* WHAT THE EXERCISE ASKS: A single number is the whole answer: the count of lines in these entries that hold "locations".

* INFORMATION SHOWN:
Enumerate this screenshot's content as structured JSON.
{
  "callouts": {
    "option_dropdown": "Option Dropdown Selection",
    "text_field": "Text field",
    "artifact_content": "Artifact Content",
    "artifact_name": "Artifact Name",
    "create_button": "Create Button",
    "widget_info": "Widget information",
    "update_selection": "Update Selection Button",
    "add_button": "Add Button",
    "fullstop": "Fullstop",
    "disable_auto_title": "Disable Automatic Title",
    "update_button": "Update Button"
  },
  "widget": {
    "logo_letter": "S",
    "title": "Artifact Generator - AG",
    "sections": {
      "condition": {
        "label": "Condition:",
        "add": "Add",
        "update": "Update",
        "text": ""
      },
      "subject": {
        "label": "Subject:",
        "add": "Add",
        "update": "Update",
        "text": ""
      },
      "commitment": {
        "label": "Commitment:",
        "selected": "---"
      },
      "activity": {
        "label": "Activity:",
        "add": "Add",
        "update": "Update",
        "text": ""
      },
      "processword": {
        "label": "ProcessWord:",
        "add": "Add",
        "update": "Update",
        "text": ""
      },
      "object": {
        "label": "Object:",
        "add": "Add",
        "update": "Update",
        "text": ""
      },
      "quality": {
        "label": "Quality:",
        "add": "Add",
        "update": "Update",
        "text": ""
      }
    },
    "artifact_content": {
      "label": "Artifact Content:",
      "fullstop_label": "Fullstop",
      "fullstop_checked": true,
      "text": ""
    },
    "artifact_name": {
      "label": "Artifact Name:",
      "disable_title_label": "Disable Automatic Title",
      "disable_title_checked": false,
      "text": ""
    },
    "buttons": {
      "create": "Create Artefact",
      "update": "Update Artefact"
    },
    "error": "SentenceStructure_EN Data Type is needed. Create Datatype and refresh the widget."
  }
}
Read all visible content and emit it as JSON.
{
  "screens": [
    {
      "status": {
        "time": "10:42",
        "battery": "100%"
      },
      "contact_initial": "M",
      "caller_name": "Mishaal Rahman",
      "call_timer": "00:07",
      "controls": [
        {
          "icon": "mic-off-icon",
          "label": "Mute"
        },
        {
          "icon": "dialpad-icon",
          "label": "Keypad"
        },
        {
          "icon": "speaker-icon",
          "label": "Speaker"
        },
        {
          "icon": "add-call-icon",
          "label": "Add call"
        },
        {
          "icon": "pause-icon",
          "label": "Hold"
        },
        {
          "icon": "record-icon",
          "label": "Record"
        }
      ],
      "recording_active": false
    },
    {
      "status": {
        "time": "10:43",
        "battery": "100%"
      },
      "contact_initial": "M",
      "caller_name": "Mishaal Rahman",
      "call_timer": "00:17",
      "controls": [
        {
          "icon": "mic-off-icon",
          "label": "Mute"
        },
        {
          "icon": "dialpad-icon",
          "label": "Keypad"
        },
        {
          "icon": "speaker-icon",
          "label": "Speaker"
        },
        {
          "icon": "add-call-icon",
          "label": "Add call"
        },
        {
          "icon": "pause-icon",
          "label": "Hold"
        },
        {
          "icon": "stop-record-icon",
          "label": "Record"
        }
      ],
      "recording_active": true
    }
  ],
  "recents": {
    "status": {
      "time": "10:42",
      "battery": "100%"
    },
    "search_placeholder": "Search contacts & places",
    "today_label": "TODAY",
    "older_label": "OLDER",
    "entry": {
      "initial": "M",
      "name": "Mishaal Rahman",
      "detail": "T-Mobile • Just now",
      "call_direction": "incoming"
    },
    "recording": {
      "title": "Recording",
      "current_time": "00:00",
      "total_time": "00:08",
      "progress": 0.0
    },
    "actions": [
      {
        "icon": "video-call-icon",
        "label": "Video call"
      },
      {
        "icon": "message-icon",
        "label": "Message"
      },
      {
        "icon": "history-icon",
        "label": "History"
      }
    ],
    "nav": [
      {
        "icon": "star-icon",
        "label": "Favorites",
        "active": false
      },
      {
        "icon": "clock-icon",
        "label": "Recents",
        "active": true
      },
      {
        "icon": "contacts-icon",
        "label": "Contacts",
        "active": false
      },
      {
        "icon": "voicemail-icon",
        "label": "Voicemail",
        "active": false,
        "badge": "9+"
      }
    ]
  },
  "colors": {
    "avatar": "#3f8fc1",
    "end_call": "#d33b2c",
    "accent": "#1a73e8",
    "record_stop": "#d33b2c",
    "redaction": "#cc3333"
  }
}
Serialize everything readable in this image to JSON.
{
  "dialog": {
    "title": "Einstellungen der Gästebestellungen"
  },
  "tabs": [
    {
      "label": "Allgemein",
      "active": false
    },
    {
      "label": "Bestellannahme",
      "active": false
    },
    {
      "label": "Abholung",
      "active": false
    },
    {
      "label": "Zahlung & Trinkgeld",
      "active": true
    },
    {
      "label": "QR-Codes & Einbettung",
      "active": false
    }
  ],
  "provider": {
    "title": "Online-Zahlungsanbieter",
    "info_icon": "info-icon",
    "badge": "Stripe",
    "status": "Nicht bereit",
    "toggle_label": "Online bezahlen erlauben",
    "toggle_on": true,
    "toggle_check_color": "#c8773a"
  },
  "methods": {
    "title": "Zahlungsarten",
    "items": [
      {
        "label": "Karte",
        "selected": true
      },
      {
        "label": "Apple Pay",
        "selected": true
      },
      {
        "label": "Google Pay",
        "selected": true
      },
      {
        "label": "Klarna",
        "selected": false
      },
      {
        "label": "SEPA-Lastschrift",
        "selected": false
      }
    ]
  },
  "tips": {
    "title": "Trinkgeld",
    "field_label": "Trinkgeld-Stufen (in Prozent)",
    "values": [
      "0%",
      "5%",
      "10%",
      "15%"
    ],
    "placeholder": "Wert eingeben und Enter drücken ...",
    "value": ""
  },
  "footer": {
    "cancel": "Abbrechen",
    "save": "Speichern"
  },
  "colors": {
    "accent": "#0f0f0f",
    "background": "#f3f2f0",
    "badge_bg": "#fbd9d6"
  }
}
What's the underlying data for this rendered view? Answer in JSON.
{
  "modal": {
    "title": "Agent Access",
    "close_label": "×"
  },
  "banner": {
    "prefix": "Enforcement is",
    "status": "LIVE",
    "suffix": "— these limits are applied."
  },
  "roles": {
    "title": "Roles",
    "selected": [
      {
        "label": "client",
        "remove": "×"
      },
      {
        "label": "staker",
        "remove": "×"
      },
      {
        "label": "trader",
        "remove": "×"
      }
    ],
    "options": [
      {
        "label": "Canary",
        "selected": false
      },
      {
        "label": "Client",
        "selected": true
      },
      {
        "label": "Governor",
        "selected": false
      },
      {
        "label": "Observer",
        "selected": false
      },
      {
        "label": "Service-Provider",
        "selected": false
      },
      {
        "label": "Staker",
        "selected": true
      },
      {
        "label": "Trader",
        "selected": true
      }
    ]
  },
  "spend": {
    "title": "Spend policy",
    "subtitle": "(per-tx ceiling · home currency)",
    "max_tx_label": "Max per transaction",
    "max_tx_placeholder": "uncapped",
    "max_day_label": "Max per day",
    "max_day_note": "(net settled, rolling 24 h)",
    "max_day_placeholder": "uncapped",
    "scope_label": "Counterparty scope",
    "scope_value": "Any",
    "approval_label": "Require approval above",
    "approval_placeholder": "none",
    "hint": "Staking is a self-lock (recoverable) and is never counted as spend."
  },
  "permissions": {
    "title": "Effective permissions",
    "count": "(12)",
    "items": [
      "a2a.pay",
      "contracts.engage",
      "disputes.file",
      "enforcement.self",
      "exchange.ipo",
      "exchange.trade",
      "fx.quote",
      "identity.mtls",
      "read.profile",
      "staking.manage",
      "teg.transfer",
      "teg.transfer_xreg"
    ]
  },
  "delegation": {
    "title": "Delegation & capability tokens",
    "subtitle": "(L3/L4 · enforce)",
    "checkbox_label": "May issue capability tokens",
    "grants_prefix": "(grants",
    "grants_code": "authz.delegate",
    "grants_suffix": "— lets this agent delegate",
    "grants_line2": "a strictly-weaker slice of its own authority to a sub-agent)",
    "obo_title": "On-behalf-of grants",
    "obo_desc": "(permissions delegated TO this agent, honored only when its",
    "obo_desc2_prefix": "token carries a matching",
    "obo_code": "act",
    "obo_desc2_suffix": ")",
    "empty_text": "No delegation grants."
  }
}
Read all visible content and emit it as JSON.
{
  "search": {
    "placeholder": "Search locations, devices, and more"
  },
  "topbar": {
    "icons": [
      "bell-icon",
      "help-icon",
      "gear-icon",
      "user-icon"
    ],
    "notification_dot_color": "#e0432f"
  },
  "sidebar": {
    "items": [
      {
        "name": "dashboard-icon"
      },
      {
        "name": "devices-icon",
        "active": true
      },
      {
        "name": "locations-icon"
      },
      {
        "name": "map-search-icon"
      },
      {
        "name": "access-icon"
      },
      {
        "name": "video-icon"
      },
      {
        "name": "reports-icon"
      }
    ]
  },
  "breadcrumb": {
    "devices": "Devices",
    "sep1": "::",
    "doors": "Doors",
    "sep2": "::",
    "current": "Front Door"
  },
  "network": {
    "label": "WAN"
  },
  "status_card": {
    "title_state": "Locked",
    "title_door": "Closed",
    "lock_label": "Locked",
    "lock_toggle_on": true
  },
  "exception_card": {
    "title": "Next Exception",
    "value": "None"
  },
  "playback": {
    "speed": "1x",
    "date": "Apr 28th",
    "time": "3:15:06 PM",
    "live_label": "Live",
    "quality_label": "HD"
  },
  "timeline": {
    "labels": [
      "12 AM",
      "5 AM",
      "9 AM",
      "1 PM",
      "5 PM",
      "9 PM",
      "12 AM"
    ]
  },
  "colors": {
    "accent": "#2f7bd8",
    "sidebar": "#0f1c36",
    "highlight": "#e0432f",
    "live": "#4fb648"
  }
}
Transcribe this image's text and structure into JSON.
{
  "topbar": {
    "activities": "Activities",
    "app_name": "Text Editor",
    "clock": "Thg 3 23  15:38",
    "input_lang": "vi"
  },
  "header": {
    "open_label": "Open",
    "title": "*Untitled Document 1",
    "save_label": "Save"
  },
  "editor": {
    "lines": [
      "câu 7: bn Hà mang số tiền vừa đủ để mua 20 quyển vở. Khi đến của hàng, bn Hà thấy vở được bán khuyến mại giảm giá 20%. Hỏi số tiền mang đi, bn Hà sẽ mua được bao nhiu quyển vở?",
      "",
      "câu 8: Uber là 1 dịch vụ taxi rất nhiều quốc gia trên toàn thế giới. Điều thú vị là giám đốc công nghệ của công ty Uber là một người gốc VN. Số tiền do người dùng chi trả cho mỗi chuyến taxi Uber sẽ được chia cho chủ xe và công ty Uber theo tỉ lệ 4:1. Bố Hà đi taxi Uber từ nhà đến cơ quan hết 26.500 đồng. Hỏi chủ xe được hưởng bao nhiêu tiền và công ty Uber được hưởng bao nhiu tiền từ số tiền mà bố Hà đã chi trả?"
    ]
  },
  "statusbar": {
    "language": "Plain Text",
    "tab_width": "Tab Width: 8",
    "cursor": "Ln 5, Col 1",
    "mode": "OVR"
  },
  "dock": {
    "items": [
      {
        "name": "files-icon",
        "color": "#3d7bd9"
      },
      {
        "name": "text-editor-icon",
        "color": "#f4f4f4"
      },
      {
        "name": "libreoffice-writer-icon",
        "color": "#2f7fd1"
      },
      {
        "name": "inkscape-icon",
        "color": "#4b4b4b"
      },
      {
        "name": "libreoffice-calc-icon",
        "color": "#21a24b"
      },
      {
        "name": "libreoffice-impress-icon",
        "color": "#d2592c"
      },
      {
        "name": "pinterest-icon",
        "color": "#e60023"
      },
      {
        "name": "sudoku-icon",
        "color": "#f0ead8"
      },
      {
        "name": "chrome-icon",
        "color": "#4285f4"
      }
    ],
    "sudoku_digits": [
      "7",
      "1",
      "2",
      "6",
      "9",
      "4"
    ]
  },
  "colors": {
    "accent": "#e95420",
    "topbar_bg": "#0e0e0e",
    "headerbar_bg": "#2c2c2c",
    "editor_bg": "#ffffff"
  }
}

* TASK OUTPUT: 2